* _What the exercise asks_
Repeat each record below exactly, omitting whatever pictures appear in it.

* _Source material_
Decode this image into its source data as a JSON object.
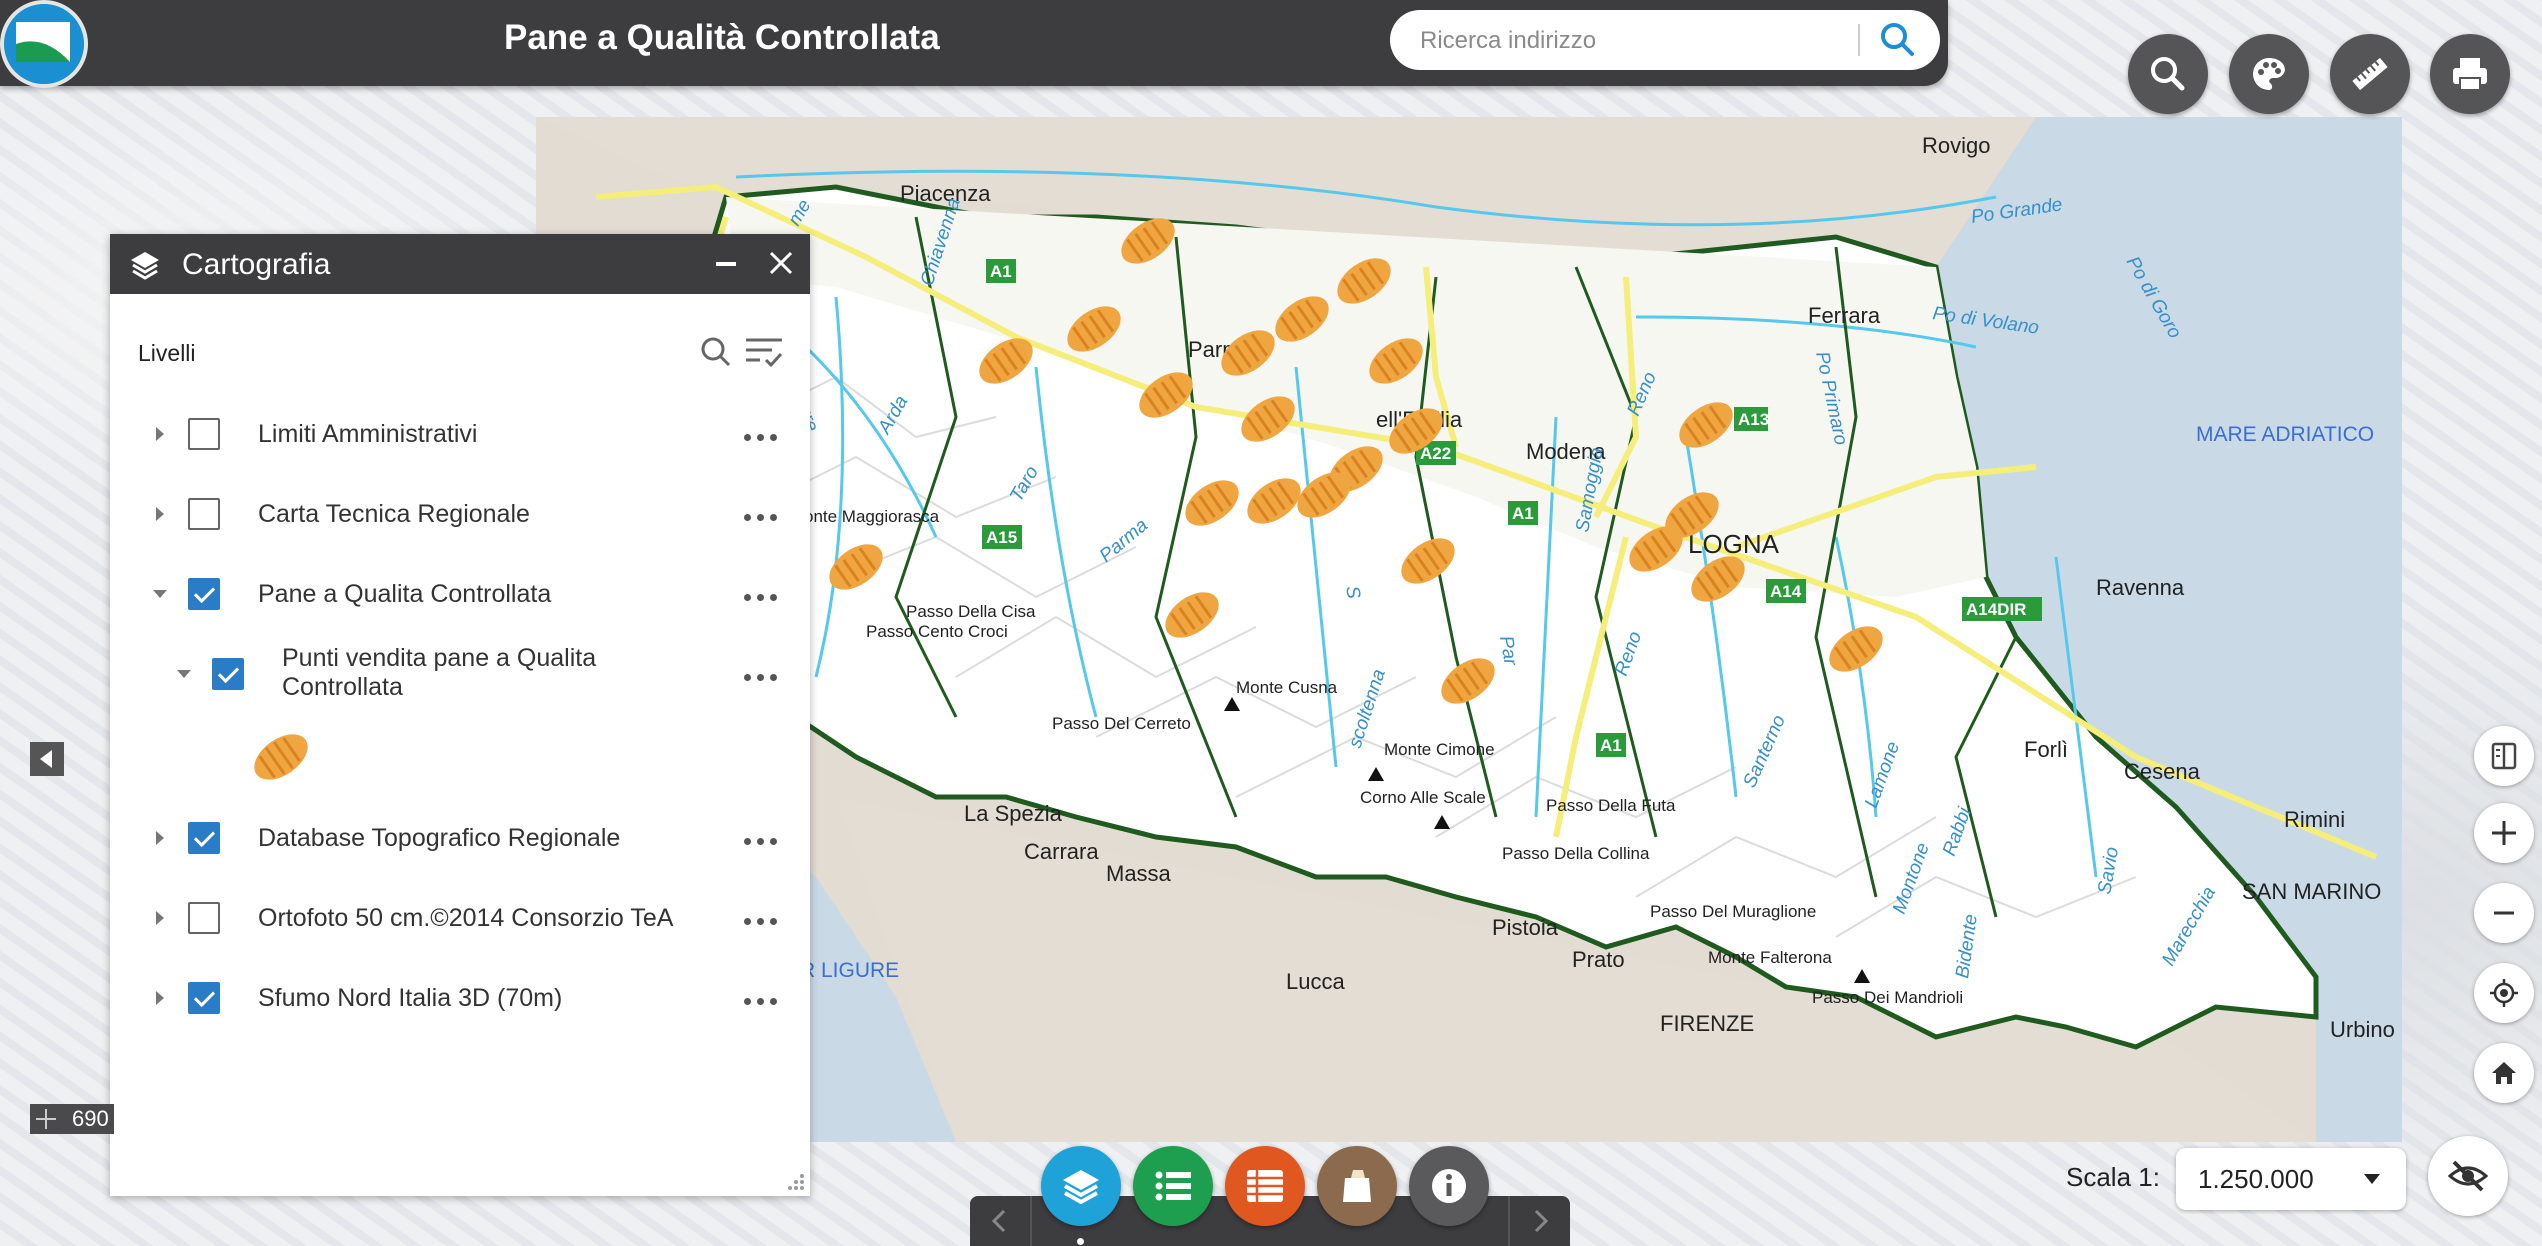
{
  "header": {
    "title": "Pane a Qualità Controllata",
    "search_placeholder": "Ricerca indirizzo"
  },
  "toolbar": {
    "buttons": [
      "search-icon",
      "palette-icon",
      "ruler-icon",
      "printer-icon"
    ],
    "color": "#555558"
  },
  "panel": {
    "title": "Cartografia",
    "levels_label": "Livelli",
    "layers": [
      {
        "label": "Limiti Amministrativi",
        "checked": false,
        "expanded": false
      },
      {
        "label": "Carta Tecnica Regionale",
        "checked": false,
        "expanded": false
      },
      {
        "label": "Pane a Qualita Controllata",
        "checked": true,
        "expanded": true
      },
      {
        "label": "Punti vendita pane a Qualita",
        "label2": "Controllata",
        "checked": true,
        "expanded": true,
        "sublayer": true
      },
      {
        "label": "Database Topografico Regionale",
        "checked": true,
        "expanded": false
      },
      {
        "label": "Ortofoto 50 cm.©2014 Consorzio TeA",
        "checked": false,
        "expanded": false
      },
      {
        "label": "Sfumo Nord Italia 3D (70m)",
        "checked": true,
        "expanded": false
      }
    ]
  },
  "map": {
    "places": {
      "rovigo": "Rovigo",
      "piacenza": "Piacenza",
      "parma": "Parm",
      "reggio": "ell'Emilia",
      "modena": "Modena",
      "ferrara": "Ferrara",
      "bologna": "LOGNA",
      "ravenna": "Ravenna",
      "forli": "Forlì",
      "cesena": "Cesena",
      "rimini": "Rimini",
      "san_marino": "SAN MARINO",
      "la_spezia": "La Spezia",
      "carrara": "Carrara",
      "massa": "Massa",
      "lucca": "Lucca",
      "pistoia": "Pistoia",
      "prato": "Prato",
      "firenze": "FIRENZE",
      "urbino": "Urbino",
      "mare_adriatico": "MARE ADRIATICO",
      "mar_ligure": "R LIGURE",
      "po_grande": "Po Grande",
      "po_volano": "Po di Volano",
      "po_goro": "Po di Goro",
      "po_primaro": "Po Primaro",
      "monte_maggiorasca": "onte Maggiorasca",
      "passo_cisa": "Passo Della Cisa",
      "passo_cento_croci": "Passo Cento Croci",
      "monte_cusna": "Monte Cusna",
      "passo_cerreto": "Passo Del Cerreto",
      "monte_cimone": "Monte Cimone",
      "corno_scale": "Corno Alle Scale",
      "passo_futa": "Passo Della Futa",
      "passo_collina": "Passo Della Collina",
      "passo_muraglione": "Passo Del Muraglione",
      "monte_falterona": "Monte Falterona",
      "passo_mandrioli": "Passo Dei Mandrioli"
    },
    "rivers": {
      "chiavenna": "Chiavenna",
      "arda": "Arda",
      "taro": "Taro",
      "parma": "Parma",
      "secchia": "S",
      "scoltenna": "scoltenna",
      "samoggia": "Samoggia",
      "reno": "Reno",
      "reno2": "Reno",
      "santerno": "Santerno",
      "lamone": "Lamone",
      "montone": "Montone",
      "rabbi": "Rabbi",
      "bidente": "Bidente",
      "savio": "Savio",
      "marecchia": "Marecchia",
      "pa": "Par",
      "trebbia": "ure",
      "ume": "me"
    },
    "roads": [
      "A1",
      "A15",
      "A22",
      "A1",
      "A13",
      "A14",
      "A14DIR",
      "A1"
    ],
    "marker_color": "#f0a640"
  },
  "coordinates": {
    "value": "690"
  },
  "scale": {
    "label": "Scala 1:",
    "value": "1.250.000"
  },
  "bottom_buttons": [
    {
      "icon": "layers-icon",
      "color": "#1ea2d8"
    },
    {
      "icon": "legend-list-icon",
      "color": "#1e9e4f"
    },
    {
      "icon": "table-icon",
      "color": "#e0571f"
    },
    {
      "icon": "bread-bag-icon",
      "color": "#8b6a4e"
    },
    {
      "icon": "info-icon",
      "color": "#5a5a5c"
    }
  ],
  "side_controls": [
    "layer-switcher-icon",
    "zoom-in-icon",
    "zoom-out-icon",
    "locate-icon",
    "home-icon",
    "hide-icon"
  ]
}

* _Response_
Decode this image into its source data as a JSON object.
{
  "header": {
    "title": "Pane a Qualità Controllata",
    "search_placeholder": "Ricerca indirizzo"
  },
  "toolbar": {
    "buttons": [
      "search-icon",
      "palette-icon",
      "ruler-icon",
      "printer-icon"
    ],
    "color": "#555558"
  },
  "panel": {
    "title": "Cartografia",
    "levels_label": "Livelli",
    "layers": [
      {
        "label": "Limiti Amministrativi",
        "checked": false,
        "expanded": false
      },
      {
        "label": "Carta Tecnica Regionale",
        "checked": false,
        "expanded": false
      },
      {
        "label": "Pane a Qualita Controllata",
        "checked": true,
        "expanded": true
      },
      {
        "label": "Punti vendita pane a Qualita",
        "label2": "Controllata",
        "checked": true,
        "expanded": true,
        "sublayer": true
      },
      {
        "label": "Database Topografico Regionale",
        "checked": true,
        "expanded": false
      },
      {
        "label": "Ortofoto 50 cm.©2014 Consorzio TeA",
        "checked": false,
        "expanded": false
      },
      {
        "label": "Sfumo Nord Italia 3D (70m)",
        "checked": true,
        "expanded": false
      }
    ]
  },
  "map": {
    "places": {
      "rovigo": "Rovigo",
      "piacenza": "Piacenza",
      "parma": "Parm",
      "reggio": "ell'Emilia",
      "modena": "Modena",
      "ferrara": "Ferrara",
      "bologna": "LOGNA",
      "ravenna": "Ravenna",
      "forli": "Forlì",
      "cesena": "Cesena",
      "rimini": "Rimini",
      "san_marino": "SAN MARINO",
      "la_spezia": "La Spezia",
      "carrara": "Carrara",
      "massa": "Massa",
      "lucca": "Lucca",
      "pistoia": "Pistoia",
      "prato": "Prato",
      "firenze": "FIRENZE",
      "urbino": "Urbino",
      "mare_adriatico": "MARE ADRIATICO",
      "mar_ligure": "R LIGURE",
      "po_grande": "Po Grande",
      "po_volano": "Po di Volano",
      "po_goro": "Po di Goro",
      "po_primaro": "Po Primaro",
      "monte_maggiorasca": "onte Maggiorasca",
      "passo_cisa": "Passo Della Cisa",
      "passo_cento_croci": "Passo Cento Croci",
      "monte_cusna": "Monte Cusna",
      "passo_cerreto": "Passo Del Cerreto",
      "monte_cimone": "Monte Cimone",
      "corno_scale": "Corno Alle Scale",
      "passo_futa": "Passo Della Futa",
      "passo_collina": "Passo Della Collina",
      "passo_muraglione": "Passo Del Muraglione",
      "monte_falterona": "Monte Falterona",
      "passo_mandrioli": "Passo Dei Mandrioli"
    },
    "rivers": {
      "chiavenna": "Chiavenna",
      "arda": "Arda",
      "taro": "Taro",
      "parma": "Parma",
      "secchia": "S",
      "scoltenna": "scoltenna",
      "samoggia": "Samoggia",
      "reno": "Reno",
      "reno2": "Reno",
      "santerno": "Santerno",
      "lamone": "Lamone",
      "montone": "Montone",
      "rabbi": "Rabbi",
      "bidente": "Bidente",
      "savio": "Savio",
      "marecchia": "Marecchia",
      "pa": "Par",
      "trebbia": "ure",
      "ume": "me"
    },
    "roads": [
      "A1",
      "A15",
      "A22",
      "A1",
      "A13",
      "A14",
      "A14DIR",
      "A1"
    ],
    "marker_color": "#f0a640"
  },
  "coordinates": {
    "value": "690"
  },
  "scale": {
    "label": "Scala 1:",
    "value": "1.250.000"
  },
  "bottom_buttons": [
    {
      "icon": "layers-icon",
      "color": "#1ea2d8"
    },
    {
      "icon": "legend-list-icon",
      "color": "#1e9e4f"
    },
    {
      "icon": "table-icon",
      "color": "#e0571f"
    },
    {
      "icon": "bread-bag-icon",
      "color": "#8b6a4e"
    },
    {
      "icon": "info-icon",
      "color": "#5a5a5c"
    }
  ],
  "side_controls": [
    "layer-switcher-icon",
    "zoom-in-icon",
    "zoom-out-icon",
    "locate-icon",
    "home-icon",
    "hide-icon"
  ]
}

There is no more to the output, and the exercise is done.